Matricellular Signaling Molecule CCN1 Attenuates Experimental Autoimmune Myocarditis by Acting as a Novel Immune Cell Migration Modulator
Background—CCN1 is an evolutionary ancient matricellular protein that modulates biological processes associated with tissue repair. Induction at sites of injury was observed in conditions ranging from skin wounds to cardiac diseases, including ischemic and inflammatory cardiomyopathy. Here, we provide evidence of a novel function of CCN1 as a modulator of immune cell migration.
Methods and Results—To understand the role of CCN1 in cardiomyopathies and to evaluate its therapeutic potential, we overexpressed CCN1 using an adenoviral hepatotropic vector in murine experimental autoimmune myocarditis, a model of human inflammatory cardiomyopathy. CCN1 gene transfer significantly reduced cardiac disease score and immune cell infiltration. In vivo tracking of hemagglutinin epitope–tagged CCN1 revealed binding to spleen macrophages but not to cardiomyocytes. Unexpectedly, CCN1 therapy left cardiac chemokine and cytokine expression unchanged but instead strongly inhibited the migration of spleen macrophages and lymphocytes, as evidenced by ex vivo transwell assays.
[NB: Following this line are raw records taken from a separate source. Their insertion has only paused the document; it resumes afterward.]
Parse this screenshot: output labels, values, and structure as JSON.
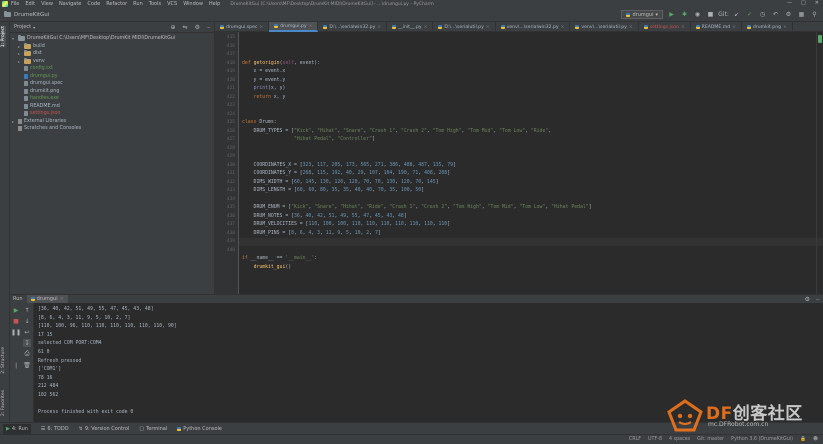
{
  "window": {
    "title": "DrumeKitGui [C:\\Users\\MF\\Desktop\\DrumKit MIDI\\DrumeKitGui] - ...\\drumgui.py - PyCharm",
    "menu": [
      "File",
      "Edit",
      "View",
      "Navigate",
      "Code",
      "Refactor",
      "Run",
      "Tools",
      "VCS",
      "Window",
      "Help"
    ]
  },
  "navbar": {
    "project_name": "DrumeKitGui",
    "run_config": "drumgui",
    "vcs_label": "Git:"
  },
  "project_panel": {
    "title": "Project",
    "root": "DrumeKitGui  C:\\Users\\MF\\Desktop\\DrumKit MIDI\\DrumeKitGui",
    "items": [
      {
        "label": "build",
        "type": "folder",
        "color": "#a9b7c6"
      },
      {
        "label": "dist",
        "type": "folder",
        "color": "#a9b7c6"
      },
      {
        "label": "venv",
        "type": "folder",
        "color": "#a9b7c6"
      },
      {
        "label": "config.txt",
        "type": "file",
        "color": "#629755"
      },
      {
        "label": "drumgui.py",
        "type": "file",
        "color": "#629755"
      },
      {
        "label": "drumgui.spec",
        "type": "file",
        "color": "#a9b7c6"
      },
      {
        "label": "drumkit.png",
        "type": "file",
        "color": "#a9b7c6"
      },
      {
        "label": "handles.exe",
        "type": "file",
        "color": "#629755"
      },
      {
        "label": "README.md",
        "type": "file",
        "color": "#a9b7c6"
      },
      {
        "label": "settings.json",
        "type": "file",
        "color": "#c75450"
      }
    ],
    "external": "External Libraries",
    "scratches": "Scratches and Consoles"
  },
  "tabs": [
    {
      "label": "drumgui.spec",
      "active": false
    },
    {
      "label": "drumgui.py",
      "active": true
    },
    {
      "label": "D:\\...\\serialwin32.py",
      "active": false
    },
    {
      "label": "__init__.py",
      "active": false
    },
    {
      "label": "D:\\...\\serialutil.py",
      "active": false
    },
    {
      "label": "venv\\...\\serialwin32.py",
      "active": false
    },
    {
      "label": "venv\\...\\serialutil.py",
      "active": false
    },
    {
      "label": "settings.json",
      "active": false
    },
    {
      "label": "README.md",
      "active": false
    },
    {
      "label": "drumkit.png",
      "active": false
    }
  ],
  "editor": {
    "line_numbers": [
      "415",
      "416",
      "417",
      "418",
      "419",
      "420",
      "421",
      "422",
      "423",
      "424",
      "425",
      "426",
      "427",
      "428",
      "429",
      "430",
      "431",
      "432",
      "433",
      "434",
      "435",
      "436",
      "437",
      "438",
      "439",
      "440"
    ],
    "lines": [
      "",
      "",
      "",
      "def getorigin(self, event):",
      "    x = event.x",
      "    y = event.y",
      "    print(x, y)",
      "    return x, y",
      "",
      "",
      "class Drums:",
      "    DRUM_TYPES = [\"Kick\", \"Hihat\", \"Snare\", \"Crash 1\", \"Crash 2\", \"Tom High\", \"Tom Mid\", \"Tom Low\", \"Ride\",",
      "                  \"Hihat Pedal\", \"Controller\"]",
      "",
      "",
      "    COORDINATES_X = [323, 117, 205, 173, 565, 271, 386, 488, 487, 135, 79]",
      "    COORDINATES_Y = [268, 115, 192, 40, 29, 107, 104, 190, 71, 408, 208]",
      "    DIMS_WIDTH = [60, 145, 130, 120, 120, 70, 70, 130, 120, 70, 145]",
      "    DIMS_LENGTH = [60, 60, 80, 35, 35, 40, 40, 70, 35, 100, 50]",
      "",
      "    DRUM_ENUM = [\"Kick\", \"Snare\", \"Hihat\", \"Ride\", \"Crash 1\", \"Crash 2\", \"Tom High\", \"Tom Mid\", \"Tom Low\", \"Hihat Pedal\"]",
      "    DRUM_NOTES = [36, 40, 42, 51, 49, 55, 47, 45, 43, 48]",
      "    DRUM_VELOCITIES = [110, 100, 100, 110, 110, 110, 110, 110, 110, 110]",
      "    DRUM_PINS = [8, 6, 4, 3, 11, 9, 5, 10, 2, 7]",
      "",
      "",
      "if __name__ == '__main__':",
      "    drumkit_gui()"
    ]
  },
  "run_panel": {
    "title": "Run",
    "tab": "drumgui",
    "output": [
      "[36, 40, 42, 51, 49, 55, 47, 45, 43, 48]",
      "[8, 6, 4, 3, 11, 9, 5, 10, 2, 7]",
      "[110, 100, 96, 110, 110, 110, 110, 110, 110, 90]",
      "17 15",
      "selected COM PORT:COM4",
      "61 0",
      "Refresh pressed",
      "['COM1']",
      "78 16",
      "212 484",
      "102 562",
      "",
      "Process finished with exit code 0"
    ]
  },
  "side_tabs": {
    "project": "1: Project",
    "structure": "2: Structure",
    "favorites": "2: Favorites"
  },
  "bottom_tools": [
    "4: Run",
    "6: TODO",
    "9: Version Control",
    "Terminal",
    "Python Console"
  ],
  "status": {
    "line_sep": "CRLF",
    "encoding": "UTF-8",
    "indent": "4 spaces",
    "branch": "Git: master",
    "interpreter": "Python 3.6 (DrumeKitGui)"
  },
  "watermark": {
    "df": "DF",
    "text": "创客社区",
    "url": "mc.DFRobot.com.cn"
  },
  "colors": {
    "accent": "#4a88c7",
    "run_green": "#59a869",
    "watermark_orange": "#ff7a1a"
  }
}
In accordance with the ex vivo data, in vitro preincubation with CCN1 diminished transwell migration of human monocytes and abrogated their chemotactic response to monocyte chemoattractant protein-1, macrophage inflammatory protein-1α, and stromal cell–derived factor-1α. Further mechanistic studies showed that CCN1-driven modulation of immune cell migration is mimicked in part by cyclic RGD peptides currently in clinical evaluation for cancer therapy.
Conclusions—Our proof-of-concept study suggests investigation of CCN1 as a novel, endogenous “parent compound” for chemotaxis modulation and of cyclic RGD peptides as a class of partially CCN1-mimetic drugs with immediate potential for clinical evaluation in cardiac diseases associated with chronic pathogenic inflammation.
- Received February 11, 2010.
- Accepted October 18, 2010.
- © 2010 American Heart Association, Inc.